Ecological strategy and tactics of Equisetum sylvaticum during a postfire succession
Document Type: Journal Article
Author(s): W. J. Beasleigh; G. A. Yarranton
Publication Year: 1974

Cataloging Information

  • Abies balsamea
  • biomass
  • Canada
  • competition
  • coniferous forests
  • distribution
  • Equisetum spp.
  • Equisetum sylvaticum
  • fire resistant plants
  • herbaceous vegetation
  • Larix laricina
  • Ontario
  • phenology
  • Picea glauca
  • Picea mariana
  • plant growth
  • Populus balsamifera
  • Populus tremuloides
  • post-fire recovery
  • reproduction
  • rhizomes
  • sampling
  • seedlings
  • succession
  • succession
  • swamps
  • Thuja occidentalis
  • understory vegetation
Record Maintained By:
Record Last Modified: June 1, 2018
FRAMES Record Number: 18218
Tall Timbers Record Number: 775
TTRS Location Status: In-file
TTRS Call Number: Fire File DDW
TTRS Abstract Status: Okay, Fair use, Reproduced by permission

This bibliographic record was either created or modified by the Tall Timbers Research Station and Land Conservancy and is provided without charge to promote research and education in Fire Ecology. The E.V. Komarek Fire Ecology Database is the intellectual property of the Tall Timbers Research Station and Land Conservancy.

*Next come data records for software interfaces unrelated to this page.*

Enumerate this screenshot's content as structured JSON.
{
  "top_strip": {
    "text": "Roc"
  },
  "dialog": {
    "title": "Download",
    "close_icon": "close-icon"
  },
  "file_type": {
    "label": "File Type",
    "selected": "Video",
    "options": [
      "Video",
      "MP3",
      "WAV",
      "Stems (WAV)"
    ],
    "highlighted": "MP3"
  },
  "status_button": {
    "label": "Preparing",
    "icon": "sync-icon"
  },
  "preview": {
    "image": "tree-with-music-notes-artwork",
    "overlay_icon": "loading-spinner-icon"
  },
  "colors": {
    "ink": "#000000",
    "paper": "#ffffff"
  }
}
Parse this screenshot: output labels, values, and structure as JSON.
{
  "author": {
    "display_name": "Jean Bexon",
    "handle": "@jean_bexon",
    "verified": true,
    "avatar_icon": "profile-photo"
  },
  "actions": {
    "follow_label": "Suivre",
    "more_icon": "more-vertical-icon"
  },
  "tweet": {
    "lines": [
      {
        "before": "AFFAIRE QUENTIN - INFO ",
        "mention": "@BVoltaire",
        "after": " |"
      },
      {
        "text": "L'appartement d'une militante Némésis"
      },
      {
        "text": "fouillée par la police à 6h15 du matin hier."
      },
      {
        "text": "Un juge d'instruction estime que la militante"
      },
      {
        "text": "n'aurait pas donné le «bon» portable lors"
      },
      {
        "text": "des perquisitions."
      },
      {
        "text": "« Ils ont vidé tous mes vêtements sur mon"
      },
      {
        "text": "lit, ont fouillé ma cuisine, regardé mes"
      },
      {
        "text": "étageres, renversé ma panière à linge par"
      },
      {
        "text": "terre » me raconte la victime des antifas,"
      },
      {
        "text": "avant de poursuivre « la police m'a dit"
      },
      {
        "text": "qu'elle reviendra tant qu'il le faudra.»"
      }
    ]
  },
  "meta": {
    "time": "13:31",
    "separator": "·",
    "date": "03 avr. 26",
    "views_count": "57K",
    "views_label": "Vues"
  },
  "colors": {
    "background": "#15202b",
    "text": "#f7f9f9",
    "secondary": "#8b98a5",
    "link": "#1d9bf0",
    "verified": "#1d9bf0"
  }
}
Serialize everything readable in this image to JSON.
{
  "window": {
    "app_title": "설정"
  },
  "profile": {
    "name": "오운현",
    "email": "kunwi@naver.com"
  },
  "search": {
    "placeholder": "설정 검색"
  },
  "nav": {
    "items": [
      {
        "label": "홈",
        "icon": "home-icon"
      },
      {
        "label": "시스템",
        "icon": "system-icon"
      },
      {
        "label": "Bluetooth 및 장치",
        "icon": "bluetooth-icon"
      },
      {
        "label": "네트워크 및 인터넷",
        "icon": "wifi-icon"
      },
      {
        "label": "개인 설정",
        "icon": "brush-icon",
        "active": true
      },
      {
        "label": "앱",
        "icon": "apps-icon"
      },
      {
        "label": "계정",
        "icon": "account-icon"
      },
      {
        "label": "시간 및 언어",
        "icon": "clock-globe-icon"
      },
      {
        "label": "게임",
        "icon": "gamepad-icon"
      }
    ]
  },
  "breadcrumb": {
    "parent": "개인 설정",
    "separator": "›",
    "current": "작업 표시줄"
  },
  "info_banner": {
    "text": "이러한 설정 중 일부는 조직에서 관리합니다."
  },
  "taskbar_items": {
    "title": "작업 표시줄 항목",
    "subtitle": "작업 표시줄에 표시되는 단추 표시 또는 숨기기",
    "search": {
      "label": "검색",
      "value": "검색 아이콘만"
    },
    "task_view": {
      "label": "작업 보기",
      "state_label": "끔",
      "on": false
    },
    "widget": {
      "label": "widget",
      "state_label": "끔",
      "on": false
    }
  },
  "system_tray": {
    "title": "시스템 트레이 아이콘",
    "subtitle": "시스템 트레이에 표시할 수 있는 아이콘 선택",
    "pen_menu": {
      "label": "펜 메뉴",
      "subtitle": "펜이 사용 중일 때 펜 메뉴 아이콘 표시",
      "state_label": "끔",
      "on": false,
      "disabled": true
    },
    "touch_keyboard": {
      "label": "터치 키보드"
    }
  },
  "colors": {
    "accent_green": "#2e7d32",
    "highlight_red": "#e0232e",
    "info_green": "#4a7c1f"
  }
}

The proportion of the total aerial dry weight of Equisetum sylvaticum devoted to spore producing and supporting structures does not change in the first 6 years of postfire succession: the ecological strategy remains constant. However, the stem and branch lengths of sterile shoots, their time of appearance, and the distribution of dry weight between sterile shoots do vary during the same period, indicating changes in ecological tactics. The tactical changes appear to be a response to increasing competition. Clones of E. sylvaticum survive repeated fires by means of the deeply buried rhizomes and are evidently very long-lived.

Online Link(s):
Beasleigh, W.J.; Yarranton, G.A. 1974. Ecological strategy and tactics of Equisetum sylvaticum during a postfire succession. Canadian Journal of Botany 52(11):2299-2318.